DJ Chark – Chark has played really well this year, and he impresses me more with every game. Chris Harris did not shadow him last week, and he had a TD called back. He might not get the shadow from James Bradberry this week, but I think it makes sense to, especially with him being Gardner Minshew’s favorite target. I’ll start Chark as a WR3 this week, but tempering my expectations in a potential tough matchup.
Keenan Allen – Allen will likely be shadowed by Chris Harris, but he actually doesn’t follow into the slot – this is basically the opposite of what he was doing last season. This means Allen will likely see him on about 50% of routes, and will be free of his coverage on the other 50%. With that being said, the Broncos have been pretty good against slot WRs this year; Allen isn’t a guy you bench obviously, as he can overcome any matchup.
Tyrell Williams – Williams is banged up, but if he plays, he has a tough matchup where he primarily lines up against Prince Amukamara, but will have less of a tough time on the other side against Kyle Fuller.
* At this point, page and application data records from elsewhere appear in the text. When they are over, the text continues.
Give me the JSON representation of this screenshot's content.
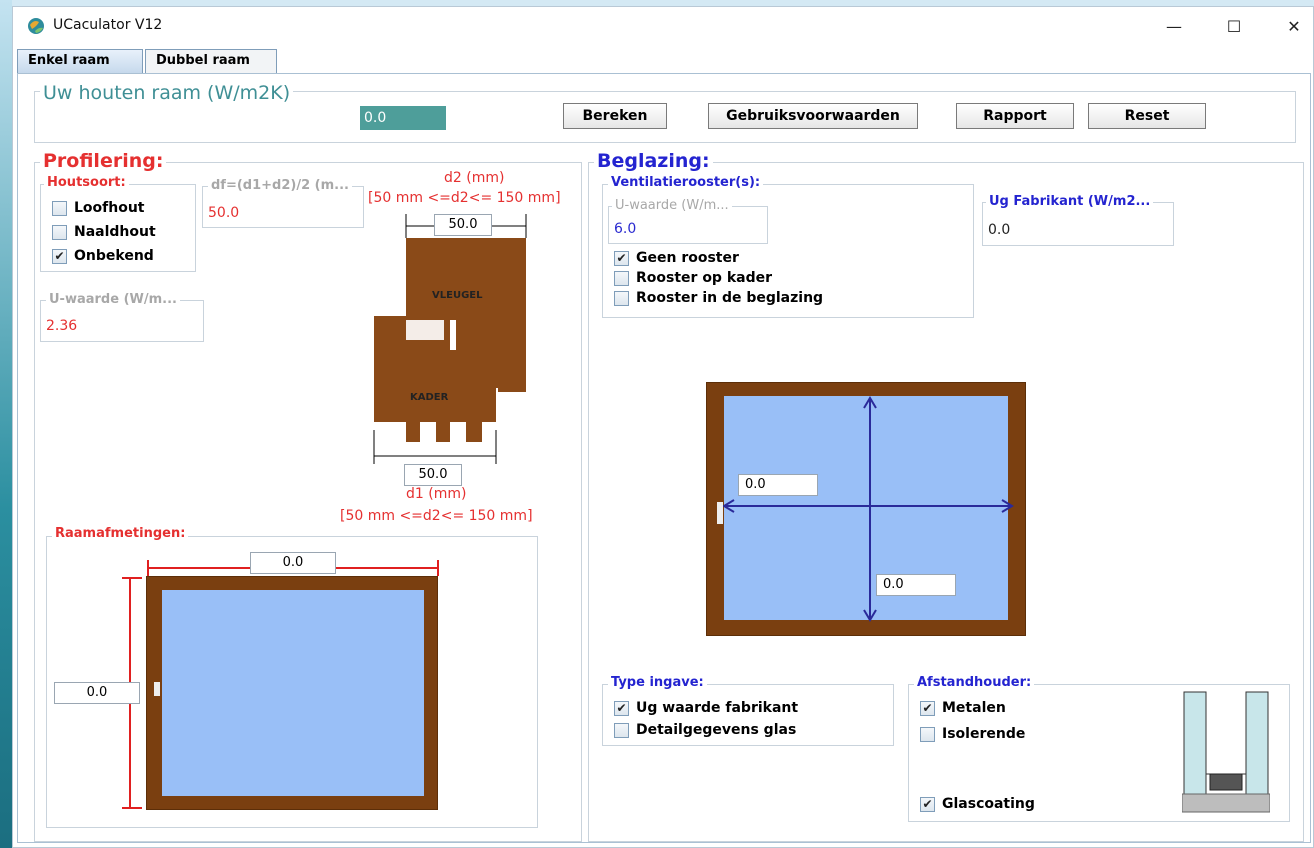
{
  "window": {
    "title": "UCaculator V12",
    "controls": {
      "minimize": "—",
      "maximize": "☐",
      "close": "✕"
    }
  },
  "tabs": [
    {
      "label": "Enkel raam",
      "selected": true
    },
    {
      "label": "Dubbel raam",
      "selected": false
    }
  ],
  "header": {
    "group_title": "Uw houten raam (W/m2K)",
    "result_value": "0.0",
    "buttons": {
      "calculate": "Bereken",
      "terms": "Gebruiksvoorwaarden",
      "report": "Rapport",
      "reset": "Reset"
    }
  },
  "profilering": {
    "title": "Profilering:",
    "houtsoort": {
      "title": "Houtsoort:",
      "options": [
        {
          "label": "Loofhout",
          "checked": false
        },
        {
          "label": "Naaldhout",
          "checked": false
        },
        {
          "label": "Onbekend",
          "checked": true
        }
      ]
    },
    "df": {
      "title": "df=(d1+d2)/2 (m...",
      "value": "50.0"
    },
    "u_waarde": {
      "title": "U-waarde (W/m...",
      "value": "2.36"
    },
    "d2": {
      "label": "d2 (mm)",
      "range": "[50 mm <=d2<= 150 mm]",
      "value": "50.0"
    },
    "d1": {
      "label": "d1 (mm)",
      "range": "[50 mm <=d2<= 150 mm]",
      "value": "50.0"
    },
    "profile_labels": {
      "sash": "VLEUGEL",
      "frame": "KADER"
    }
  },
  "raamafmetingen": {
    "title": "Raamafmetingen:",
    "width": "0.0",
    "height": "0.0"
  },
  "beglazing": {
    "title": "Beglazing:",
    "ventilatie": {
      "title": "Ventilatierooster(s):",
      "u_label": "U-waarde (W/m...",
      "u_value": "6.0",
      "options": [
        {
          "label": "Geen rooster",
          "checked": true
        },
        {
          "label": "Rooster op kader",
          "checked": false
        },
        {
          "label": "Rooster in de beglazing",
          "checked": false
        }
      ]
    },
    "ug_fabrikant": {
      "title": "Ug Fabrikant (W/m2...",
      "value": "0.0"
    },
    "glass_width": "0.0",
    "glass_height": "0.0",
    "type_ingave": {
      "title": "Type ingave:",
      "options": [
        {
          "label": "Ug waarde fabrikant",
          "checked": true
        },
        {
          "label": "Detailgegevens glas",
          "checked": false
        }
      ]
    },
    "afstandhouder": {
      "title": "Afstandhouder:",
      "options": [
        {
          "label": "Metalen",
          "checked": true
        },
        {
          "label": "Isolerende",
          "checked": false
        },
        {
          "label": "Glascoating",
          "checked": true
        }
      ]
    }
  },
  "colors": {
    "wood": "#7a3f10",
    "glass": "#99bff7",
    "red_label": "#e53030",
    "blue_label": "#2424d0",
    "result_bg": "#4e9e9a"
  }
}
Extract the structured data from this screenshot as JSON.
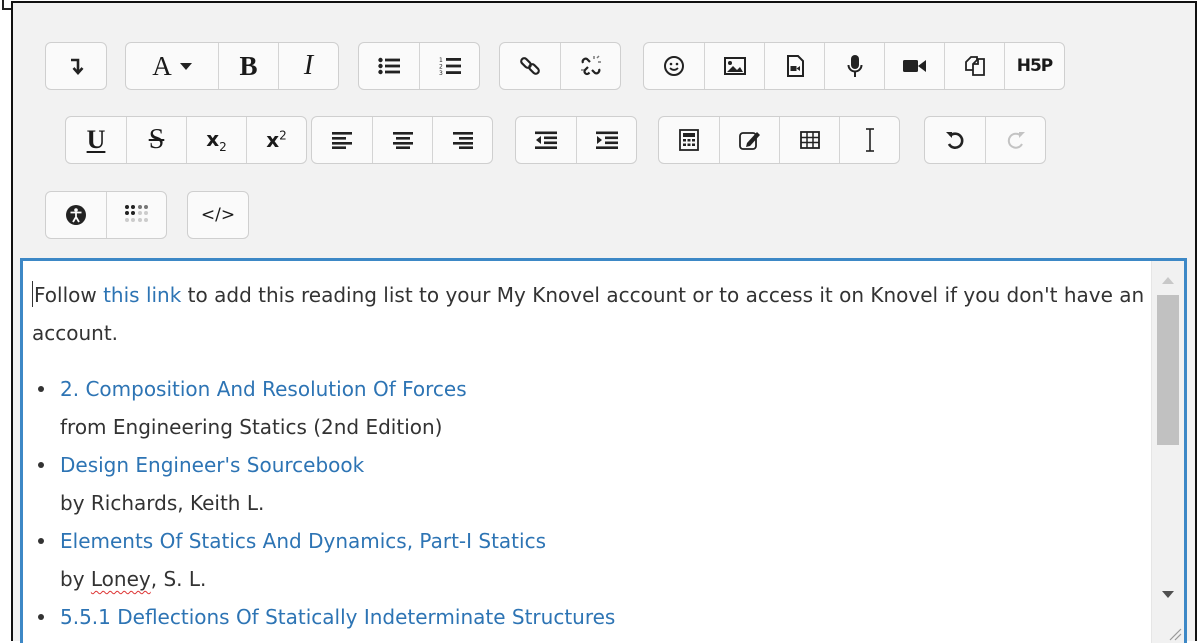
{
  "toolbar": {
    "rows": [
      [
        [
          "show-more-buttons-icon"
        ],
        [
          "font-color-dropdown-icon",
          "bold-icon",
          "italic-icon"
        ],
        [
          "unordered-list-icon",
          "ordered-list-icon"
        ],
        [
          "link-icon",
          "unlink-icon"
        ],
        [
          "emoji-icon",
          "image-icon",
          "media-icon",
          "record-audio-icon",
          "record-video-icon",
          "manage-files-icon",
          "h5p-icon"
        ]
      ],
      [
        [
          "underline-icon",
          "strikethrough-icon",
          "subscript-icon",
          "superscript-icon"
        ],
        [
          "align-left-icon",
          "align-center-icon",
          "align-right-icon"
        ],
        [
          "outdent-icon",
          "indent-icon"
        ],
        [
          "equation-icon",
          "character-map-icon",
          "table-icon",
          "clear-formatting-icon"
        ],
        [
          "undo-icon",
          "redo-icon"
        ]
      ],
      [
        [
          "accessibility-checker-icon",
          "screen-reader-helper-icon"
        ],
        [
          "html-source-icon"
        ]
      ]
    ],
    "glyphs": {
      "font_color": "A",
      "bold": "B",
      "italic": "I",
      "underline": "U",
      "strike": "S",
      "subscript_base": "x",
      "subscript_digit": "2",
      "superscript_base": "x",
      "superscript_digit": "2",
      "h5p": "H5P",
      "html": "</>"
    },
    "disabled": [
      "redo-icon"
    ]
  },
  "content": {
    "intro_before_link": "Follow ",
    "intro_link": "this link",
    "intro_after_link": " to add this reading list to your My Knovel account or to access it on Knovel if you don't have an account.",
    "items": [
      {
        "title": "2. Composition And Resolution Of Forces",
        "byline": "from Engineering Statics (2nd Edition)"
      },
      {
        "title": "Design Engineer's Sourcebook",
        "byline": "by Richards, Keith L."
      },
      {
        "title": "Elements Of Statics And Dynamics, Part-I Statics",
        "byline_prefix": "by ",
        "byline_flagged": "Loney",
        "byline_suffix": ", S. L."
      },
      {
        "title": "5.5.1 Deflections Of Statically Indeterminate Structures"
      }
    ]
  },
  "colors": {
    "link": "#2d74b4",
    "focus_border": "#3d88c6",
    "toolbar_bg": "#f2f2f2",
    "text": "#333333",
    "spellcheck": "#dd3333"
  },
  "scroll": {
    "position_fraction": 0.0,
    "visible_fraction": 0.45
  }
}
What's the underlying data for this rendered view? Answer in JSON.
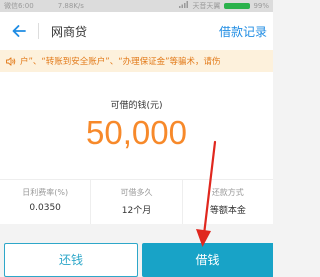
{
  "status_bar": {
    "left": "微信6:00",
    "speed": "7.88K/s",
    "carrier": "天音天翼",
    "battery": "99%"
  },
  "nav": {
    "title": "网商贷",
    "action": "借款记录"
  },
  "notice": {
    "text": "户”、“转账到安全账户”、“办理保证金”等骗术，请伤"
  },
  "loan": {
    "amount_label": "可借的钱(元)",
    "amount_value": "50,000",
    "terms": [
      {
        "label": "日利费率(%)",
        "value": "0.0350"
      },
      {
        "label": "可借多久",
        "value": "12个月"
      },
      {
        "label": "还款方式",
        "value": "等额本金"
      }
    ]
  },
  "buttons": {
    "repay_label": "还钱",
    "borrow_label": "借钱"
  },
  "colors": {
    "accent_blue": "#1f8ce3",
    "primary_button": "#18a3c7",
    "amount_orange": "#f7892a",
    "notice_text": "#e27a1a",
    "notice_bg": "#fdf1dc",
    "annotation_red": "#e0271e"
  },
  "icons": {
    "back": "arrow-left-icon",
    "notice": "speaker-icon",
    "signal": "signal-icon"
  }
}
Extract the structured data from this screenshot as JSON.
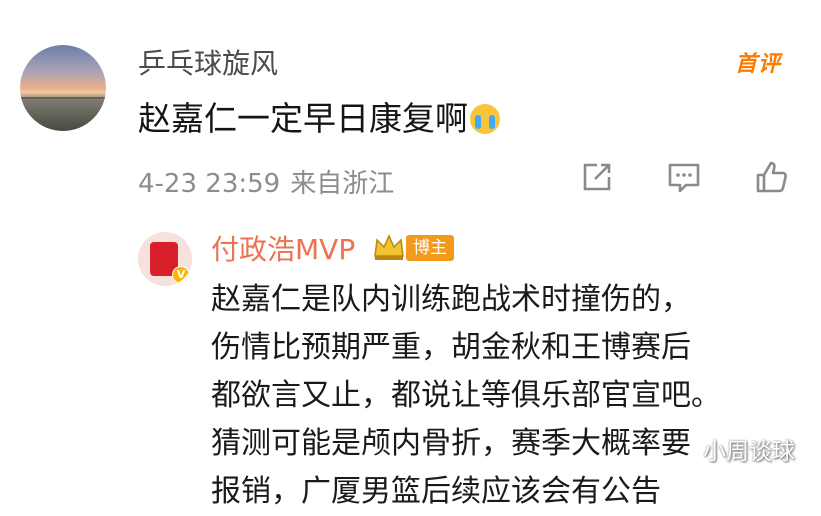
{
  "comment": {
    "username": "乒乓球旋风",
    "text": "赵嘉仁一定早日康复啊",
    "emoji": "crying-emoji",
    "badge": "首评",
    "timestamp": "4-23 23:59",
    "location": "来自浙江",
    "actions": [
      "share-icon",
      "comment-icon",
      "like-icon"
    ]
  },
  "reply": {
    "username": "付政浩MVP",
    "badge": "博主",
    "lines": [
      "赵嘉仁是队内训练跑战术时撞伤的，",
      "伤情比预期严重，胡金秋和王博赛后",
      "都欲言又止，都说让等俱乐部官宣吧。",
      "猜测可能是颅内骨折，赛季大概率要",
      "报销，广厦男篮后续应该会有公告"
    ]
  },
  "watermark": "小周谈球",
  "colors": {
    "reply_name": "#eb7350",
    "badge_orange": "#f29a1b",
    "first_badge": "#ff7a00"
  }
}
Williams will be about 50% against Amukamara, and the other 50% agaist Fuller and Buster Skrine, so it’s not the worst matchup for him… as long as the Raiders can keep Derek Carr upright.
Juju Smith-Schuster – Juju has it rough right now with Mason Rudolph, but a turnaround is always possible. The Ravens haven’t been good against slot WRs, giving up the 6th most fantasy points to the position. Let’s hope for some more volume – if that gets fixed, you should have your Juju back.
Josh Jacobs – Dalvin Cook took 14 carries for 35 yards last week. Aaron Jones went 13 for 39. If Josh Jacons was involved in the passing game, maybe we’d have some hope with the Bears giving up the 4th most receptions to RBs… but he’s not, so we’ll have to depend on him getting volume. Do you expect Derek Carr to move the ball against this defense to set up Jacobs in good position to score? I’m looking for other options if possible.
AJ Brown – After 2 TDs last week, you might think about starting him this week, but without much volume and seeing a lot of Tre White this week, I’ll leave him on my bench or the waiver wire.
Terry McLaurin – McLaurin’s great, but I don’t want to test Stephon Gilmore. The QB situation is up in the air, and there can be a change mid-game once again. With McLaurin recovering from a hamstring injury, things don’t point to anything positive for McLaurin this week.